Heir Hunters International Pays For All Costs Associated With Obtaining Your Unclaimed Money or Unclaimed Property. If A “Heir Hunter” Asks For Any Money–Even One Single Cent–Before You Receive Your Unclaimed Money and Unclaimed Property, IT IS A SCAM! Period! No Further Discussion Needed!
To reiterate, no reputable heir finding firm will ever ask you to forward to it any money whatsoever–not one single cent!–before you receive your inheritance or unclaimed property. The only time bank information will be requested by Heir Hunters International is, if after the claim has been recognized by judicial authorities and a court order for distribution has been signed and entered into the court record, the heir wishes to facilitate a wire transfer, as they often do, for the sake of speed and efficiency.
Standard operating procedure is that the heir finding firm gets paid, as its fee, only when the heir or unclaimed property beneficiary receives their inheritance or property.
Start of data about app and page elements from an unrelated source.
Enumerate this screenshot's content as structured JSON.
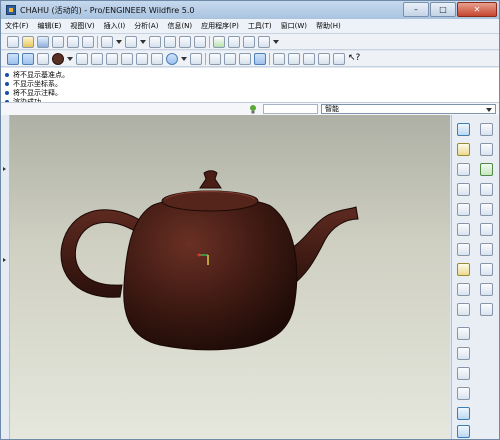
{
  "window": {
    "title": "CHAHU (活动的) - Pro/ENGINEER Wildfire 5.0"
  },
  "menu": [
    "文件(F)",
    "编辑(E)",
    "视图(V)",
    "插入(I)",
    "分析(A)",
    "信息(N)",
    "应用程序(P)",
    "工具(T)",
    "窗口(W)",
    "帮助(H)"
  ],
  "messages": [
    "将不显示基准点。",
    "不显示坐标系。",
    "将不显示注释。",
    "渲染成功"
  ],
  "filter": {
    "selected": "智能"
  },
  "colors": {
    "teapot": "#4a1f16",
    "accent": "#1a4fa6"
  },
  "icons": [
    "app-icon",
    "new-file-icon",
    "open-icon",
    "save-icon",
    "print-icon",
    "undo-icon",
    "redo-icon",
    "cut-icon",
    "copy-icon",
    "paste-icon",
    "regenerate-icon",
    "search-icon",
    "select-box-icon",
    "zoom-in-icon",
    "zoom-out-icon",
    "refit-icon",
    "shading-icon",
    "datum-plane-icon",
    "datum-axis-icon",
    "datum-point-icon",
    "csys-icon",
    "context-help-icon",
    "sketch-icon",
    "extrude-icon",
    "revolve-icon",
    "hole-icon",
    "round-icon",
    "mirror-icon",
    "pattern-icon"
  ]
}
If circumstances ultimately do not pan out, and the heir does not obtain any inheritance or unclaimed property, the heir finder suffers all the loss, not the heir.
To demonstrate how global the scam has become, warnings about the practice have been issued by officials in the Caribbean and in the United Kingdom.
Anna Ramdass, writing for the Trindad Express Newspaper, the paper of record for the islands of Trinidad and Tobago, quotes Susan Francois, the Director of the Financial Intelligence Unit, as warning:
‘”I am sure that every listener out there has received some sort of letter, e-mail, text, fax or tweet saying that they have won a lottery or saying there is some unclaimed money out there with their name on it and [to receive it] they just have to do certain things.” “The money is promised,” Ms. Ramdass paraphrases, “but the scammer asks for money up from up front, saying that the taxes have to be covered or clearance certificates.”
In an unattributed article appearing in the Scottish Shetland Times, Islander Jennifer Watt relayed an experience her mother, Effie, had with a telephone caller who identified himself as an employee with “Metrobank MS Ltd.” The caller said that Effie’s deceased husband had “$152,000 in shares that had to be claimed before they were confiscated by the bank.” To complete the transfer, the caller “wanted a bank account number and sort code” for Effie’s bank, as well as a “release fee,” which would be necessary to prevent governmental authorities seizing the money. Fortunately grabbing the phone from her mother before any damage had been done, Ms. Watt said, “It was a new one on me, like something out of [the BBC’s TV series] Heir Hunters, and I think [the caller] was trying to pass himself off as an heir hunter.”
Even the more sophisticated can fall prey to the artful scammer. John Hilbert, partner with Heir Hunters International, has been an heir finder since 1987, and recently his mother suffered the same fate as Ms. Watt’s mom, Ellie, but, unfortunately, the outcome was not the same. John’s mom gave a caller purporting to be from the Internal Revenue Service her bank information. Thankfully, shortly after the fact, she spoke to John about the conversation, and he was able to alert her bank. Fortunately, no harm, no foul.